Famous quote by Marc Andreessen, Wall Street Journal, 2011, meant to encourage venture capitalist to invest in software companies; "Software companies are not just a bypassing trend, they are actually here to stay". Today we know, that not only is software a good investment, it’s literally eating the world.

Even software is being gulped and swallowed by software. Concepts like "DevOps" and "Agile" are now implemented and supported in platforms, tools and utilities. The time has passed where we need to discuss the concepts, now is the time to embrace and utilize the tools and technology. It’s a new world.

Most companies do not have the the tech savvyness required to embrace the emerging tool-stacks. They stay where they are. But the problem with that approach is that while it may seem to seem to offer stability, it’s actually doing the opposite. Software is inherently complex by nature and the software monster should be fought with - more software. All the competitors on newer tool-stacks will outperform you - eventually. While software is eating the world.
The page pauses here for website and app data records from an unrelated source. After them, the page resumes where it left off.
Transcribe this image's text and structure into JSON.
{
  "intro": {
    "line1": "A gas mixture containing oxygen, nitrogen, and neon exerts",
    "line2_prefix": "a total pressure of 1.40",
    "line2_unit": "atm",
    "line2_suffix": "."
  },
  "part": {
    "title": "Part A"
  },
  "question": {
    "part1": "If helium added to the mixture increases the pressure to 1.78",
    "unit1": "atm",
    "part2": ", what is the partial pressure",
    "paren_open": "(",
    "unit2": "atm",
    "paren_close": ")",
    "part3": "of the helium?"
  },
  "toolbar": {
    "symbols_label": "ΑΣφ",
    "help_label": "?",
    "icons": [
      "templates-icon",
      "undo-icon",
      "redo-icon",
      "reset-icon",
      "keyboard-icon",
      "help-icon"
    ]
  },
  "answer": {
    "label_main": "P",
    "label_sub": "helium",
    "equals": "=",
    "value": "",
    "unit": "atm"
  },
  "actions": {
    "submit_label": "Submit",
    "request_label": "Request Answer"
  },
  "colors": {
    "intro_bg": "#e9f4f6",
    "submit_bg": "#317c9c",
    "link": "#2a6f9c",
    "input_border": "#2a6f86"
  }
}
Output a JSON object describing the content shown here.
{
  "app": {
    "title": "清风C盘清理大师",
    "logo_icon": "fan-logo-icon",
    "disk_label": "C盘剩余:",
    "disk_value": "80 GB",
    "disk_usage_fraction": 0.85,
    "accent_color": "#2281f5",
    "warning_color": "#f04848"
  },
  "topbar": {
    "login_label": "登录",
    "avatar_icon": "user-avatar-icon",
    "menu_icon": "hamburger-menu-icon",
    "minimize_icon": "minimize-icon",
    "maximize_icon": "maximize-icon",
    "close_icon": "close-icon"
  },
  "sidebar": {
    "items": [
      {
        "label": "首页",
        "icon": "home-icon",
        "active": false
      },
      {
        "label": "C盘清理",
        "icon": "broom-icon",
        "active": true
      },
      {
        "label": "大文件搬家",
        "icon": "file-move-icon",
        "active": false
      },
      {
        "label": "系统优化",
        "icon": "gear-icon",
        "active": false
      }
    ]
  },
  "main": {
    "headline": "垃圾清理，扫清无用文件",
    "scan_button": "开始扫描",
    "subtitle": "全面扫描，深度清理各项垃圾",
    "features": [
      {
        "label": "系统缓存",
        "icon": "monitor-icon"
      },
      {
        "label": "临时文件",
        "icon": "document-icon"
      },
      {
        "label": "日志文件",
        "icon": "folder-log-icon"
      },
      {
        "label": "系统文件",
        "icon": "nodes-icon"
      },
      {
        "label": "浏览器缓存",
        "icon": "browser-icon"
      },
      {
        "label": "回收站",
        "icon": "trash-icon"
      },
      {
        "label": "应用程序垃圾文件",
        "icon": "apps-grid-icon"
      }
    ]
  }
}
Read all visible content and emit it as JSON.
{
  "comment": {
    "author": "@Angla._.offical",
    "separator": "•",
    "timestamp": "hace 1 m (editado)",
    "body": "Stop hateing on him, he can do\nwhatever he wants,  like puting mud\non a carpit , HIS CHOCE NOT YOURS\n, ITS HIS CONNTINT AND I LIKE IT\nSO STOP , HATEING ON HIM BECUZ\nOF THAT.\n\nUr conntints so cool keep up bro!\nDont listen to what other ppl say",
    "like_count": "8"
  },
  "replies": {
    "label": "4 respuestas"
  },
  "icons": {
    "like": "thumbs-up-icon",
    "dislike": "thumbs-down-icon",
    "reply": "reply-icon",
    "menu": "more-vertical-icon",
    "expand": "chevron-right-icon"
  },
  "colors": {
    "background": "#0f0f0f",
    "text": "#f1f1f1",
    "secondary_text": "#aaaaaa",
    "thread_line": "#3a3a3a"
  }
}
If "DevOps" is an old - soon to be obsolete - term (it’s definitely bloated; what does it even mean?). Then what are some more contemporary buzzes? What are the weapons we can take to battle to fight the complexity of the software monster - eating the entire world - software included?

  • Developer Experience
    (DX)Improving the productivity, satisfaction, and collaboration of software developers
  • Internal Development Platform (IDP)
    Providing a self-service platform for developers to access resources, tools, and environments
  • Platform Engineering (PE)
    Designing and building scalable platforms for software development and delivery
  • Social coding
    Sharing and collaboration on code using platforms like GitHub and GitLab
  • FlowTech
    Applying lean principles and practices to optimize flow of value from idea to utilization
  • Infrastructure as Code (IaaC)
    Managing and provisioning infrastructure using version controlled code and configuration files
  • Declarative Pipelines
    Specifying the stages and steps of a software delivery pipeline using a declarative language (often YAML)
  • Serverless
    Running code based exclusively on cloud services, cloud functions, and APIs, without explicitly managing any infrastructure
  • Automation
    Reducing manual tasks and human errors by using scripts, tools, and workflows
  • Containerization
    Using light-weight containers and cluster orchestration over physical or virtual machines – servers aren’t pets or cattle, they are mayflies

Reach out - touch faith

Personal Jesus A common prediction these days is that more and more software in the future will be done by chats and generative AI, but the eco-system that surrounds software - generative AI included, is so carefully adapted the individual team, organizations, tool stack and domain knowledge, that this is not merely distilled wisdom of the crowd which is the force og Generative AI. The eco-system that surrounds software calls for sophisticated thinking and rehearsed problem solving skills. “Reach out, touch faith” is the chorus line in Depeche Mode’s legendary hit “Personal Jesus” - We offer you a chance to reach out and touch faith; Call us if you need help or join our free events and well get a chance to talk.

If software is truly eating the world - you job should be to tame the software.

Lars Kruse